Reassurance of similarity image

Biosimilar medicines are required to undergo a tailored clinical program. This is normally a stepwise process, beginning with pharmacokinetic/pharmacodynamic (PK/PD) studies followed by head-to-head clinical efficacy and safety trial(s).1-4

The TGA has adopted EMA guidelines for the non-clinical and clinical regulation of biosimilar medicines as well as developed Australia-specific guidance, which provide disease- and product-class-specific guidance on biosimilar clinical programs.2,4,5

For example, biosimilar insulins may not require a pre-licensing safety and immunogenicity study if non-clinical physiochemical, functional and pharmacodynamic profiles are convincingly similar.6 Conversely, biosimilar medicines of more complex monoclonal antibody therapeutics should always require an adequately powered, randomised, parallel-group comparative Phase III clinical trial(s).7
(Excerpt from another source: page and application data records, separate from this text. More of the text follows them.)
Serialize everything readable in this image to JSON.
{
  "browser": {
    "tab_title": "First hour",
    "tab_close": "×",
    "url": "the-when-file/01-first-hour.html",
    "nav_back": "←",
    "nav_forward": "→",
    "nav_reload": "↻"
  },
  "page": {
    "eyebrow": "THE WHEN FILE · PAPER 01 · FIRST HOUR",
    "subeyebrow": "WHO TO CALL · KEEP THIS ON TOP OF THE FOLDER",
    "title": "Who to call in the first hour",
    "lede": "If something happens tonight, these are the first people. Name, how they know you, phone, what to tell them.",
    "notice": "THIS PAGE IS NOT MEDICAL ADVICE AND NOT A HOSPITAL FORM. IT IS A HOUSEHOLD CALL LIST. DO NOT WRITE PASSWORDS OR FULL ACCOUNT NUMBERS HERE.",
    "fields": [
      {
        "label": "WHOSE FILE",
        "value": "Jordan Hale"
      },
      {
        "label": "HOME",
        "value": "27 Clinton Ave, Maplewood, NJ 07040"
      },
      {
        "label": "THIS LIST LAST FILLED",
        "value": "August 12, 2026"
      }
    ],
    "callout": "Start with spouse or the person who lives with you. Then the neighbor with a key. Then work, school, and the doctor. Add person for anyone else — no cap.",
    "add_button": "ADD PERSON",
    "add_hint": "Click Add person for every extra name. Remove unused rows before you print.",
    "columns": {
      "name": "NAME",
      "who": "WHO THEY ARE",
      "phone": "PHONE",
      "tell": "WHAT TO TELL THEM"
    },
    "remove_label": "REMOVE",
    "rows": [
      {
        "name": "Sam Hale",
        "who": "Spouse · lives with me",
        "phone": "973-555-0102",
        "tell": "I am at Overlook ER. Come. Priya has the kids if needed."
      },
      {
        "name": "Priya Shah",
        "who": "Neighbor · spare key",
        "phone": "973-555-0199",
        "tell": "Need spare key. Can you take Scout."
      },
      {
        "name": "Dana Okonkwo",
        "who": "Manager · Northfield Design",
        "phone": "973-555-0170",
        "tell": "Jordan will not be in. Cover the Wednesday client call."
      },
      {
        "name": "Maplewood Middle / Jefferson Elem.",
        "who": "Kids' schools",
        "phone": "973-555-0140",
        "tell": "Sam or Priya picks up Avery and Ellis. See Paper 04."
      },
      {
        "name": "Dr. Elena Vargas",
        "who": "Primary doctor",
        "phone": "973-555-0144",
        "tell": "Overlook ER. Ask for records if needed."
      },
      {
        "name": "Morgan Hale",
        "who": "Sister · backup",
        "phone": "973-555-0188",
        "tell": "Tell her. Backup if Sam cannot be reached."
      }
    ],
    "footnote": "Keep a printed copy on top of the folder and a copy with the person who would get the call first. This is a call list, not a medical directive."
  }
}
The aim of the clinical program is to confirm therapeutic equivalence between the biosimilar medicine and its reference biological medicine, as opposed to clinical superiority or non-inferiority.1,2
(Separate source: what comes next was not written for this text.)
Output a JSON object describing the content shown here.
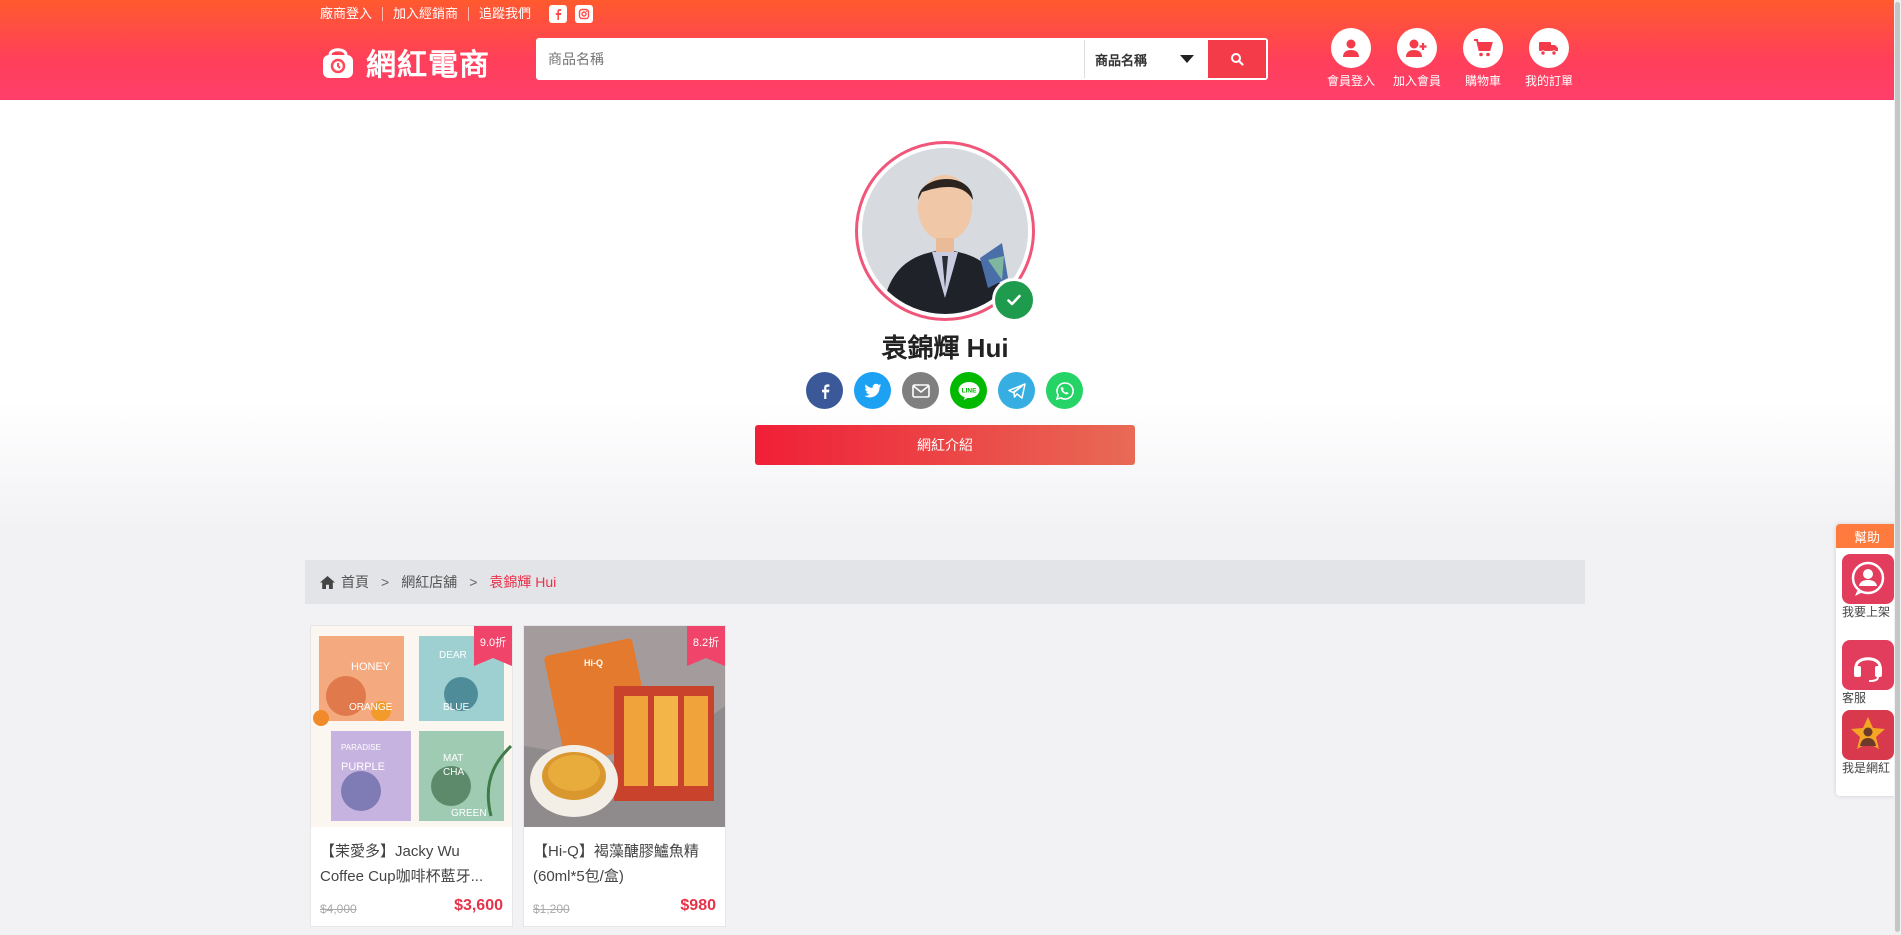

The regulatory conditions for biosimilar medicines in Australia mean that a biosimilar medicine approved for use in the Australian market can be said to have no clinically meaningful differences and be therapeutically equivalent to its reference product. Once approved, healthcare professionals and patients can expect similar health outcomes whether the biosimilar medicine or its reference biological is used.1,5
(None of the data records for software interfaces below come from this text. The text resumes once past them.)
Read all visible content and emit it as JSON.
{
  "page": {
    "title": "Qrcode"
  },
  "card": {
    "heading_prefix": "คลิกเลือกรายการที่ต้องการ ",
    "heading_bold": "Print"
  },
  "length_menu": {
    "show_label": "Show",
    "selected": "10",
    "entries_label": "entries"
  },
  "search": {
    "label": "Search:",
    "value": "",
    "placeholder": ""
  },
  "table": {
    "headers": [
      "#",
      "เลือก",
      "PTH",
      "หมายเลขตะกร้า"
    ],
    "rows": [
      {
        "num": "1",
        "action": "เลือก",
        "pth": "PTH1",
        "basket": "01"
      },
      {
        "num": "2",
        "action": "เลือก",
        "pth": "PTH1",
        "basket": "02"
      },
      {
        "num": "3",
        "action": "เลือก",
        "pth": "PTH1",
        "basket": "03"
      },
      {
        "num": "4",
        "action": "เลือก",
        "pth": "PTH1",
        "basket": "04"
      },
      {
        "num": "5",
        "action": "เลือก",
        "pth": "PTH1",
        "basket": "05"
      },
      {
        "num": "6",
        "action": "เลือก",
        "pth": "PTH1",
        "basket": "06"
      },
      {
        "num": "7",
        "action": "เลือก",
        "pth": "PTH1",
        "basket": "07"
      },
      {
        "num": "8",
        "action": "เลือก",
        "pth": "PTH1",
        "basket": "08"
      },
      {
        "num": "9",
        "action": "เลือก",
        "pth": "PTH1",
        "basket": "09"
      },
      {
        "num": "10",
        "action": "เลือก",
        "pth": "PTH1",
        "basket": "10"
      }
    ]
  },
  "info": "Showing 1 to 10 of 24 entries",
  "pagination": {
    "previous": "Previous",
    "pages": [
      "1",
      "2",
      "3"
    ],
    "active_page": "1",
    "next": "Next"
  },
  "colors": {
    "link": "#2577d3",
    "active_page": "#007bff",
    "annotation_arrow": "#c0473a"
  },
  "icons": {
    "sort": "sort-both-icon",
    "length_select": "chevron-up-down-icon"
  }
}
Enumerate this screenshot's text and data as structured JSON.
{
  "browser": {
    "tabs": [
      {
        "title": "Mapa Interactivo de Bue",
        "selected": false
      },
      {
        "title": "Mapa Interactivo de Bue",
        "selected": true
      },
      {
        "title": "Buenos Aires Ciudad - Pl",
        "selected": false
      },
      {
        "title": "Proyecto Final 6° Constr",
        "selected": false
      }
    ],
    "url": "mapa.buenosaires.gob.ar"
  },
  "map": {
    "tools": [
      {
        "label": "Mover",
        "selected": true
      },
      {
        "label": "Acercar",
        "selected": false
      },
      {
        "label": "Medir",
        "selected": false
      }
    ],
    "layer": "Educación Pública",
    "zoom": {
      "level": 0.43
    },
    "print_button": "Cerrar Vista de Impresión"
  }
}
References:

  1. Australian Government – Department of Health. Biosimilar medicines: the basics for health care professionals. P11756. Updated: March 2017. Available at: http://www.health.gov.au/internet/main/publishing.nsf/content/ biosimilar-awareness-initiative/$File/Biosimilar-medicines-the-basics-for-healthcare-professionals-Brochure.pdf Accessed 27 August 2018.
  2. Dörner T, Strand V, Castañeda-Hernández G et al. Ann Rheum Dis 2013;72(3):322-328.
  3. Schneider CK. Ann Rheum Dis 2013;72(3):315-318.
  4. European Medicines Agency. EMEA/CHMP/BMWP/42832/2005 Rev 1: Guideline on similar biological medicinal products Containing Biotechnology-Derived Proteins as Active Substances: Non-Clinical and Clinical Issues. Effective 1 July 2015.
  5. Therapeutic Goods Administration. Biosimilar medicines regulation, Version 2.2. Accessed from: https://www.tga.gov .au/publication/biosimilar-medicines-regulation. Updated: April 2018. Accessed on: 27 August 2018.
  6. European Medicines Agency. EMEA/CHMP/BMWP/32775/2005_Rev. 1: Guideline on non-clinical and clinical development of similar biological medicinal products containing recombinant human insulin and insulin analogues. Effective 1 September 2015.
  7. European Medicines Agency. EMEA/CHMP/BMWP/118264/2007 Rev 1: Guideline on Similar Biological Medicinal Products Containing Monoclonal Antibodies: Non-Clinical and Clinical Issues. Effective 30 May 2012.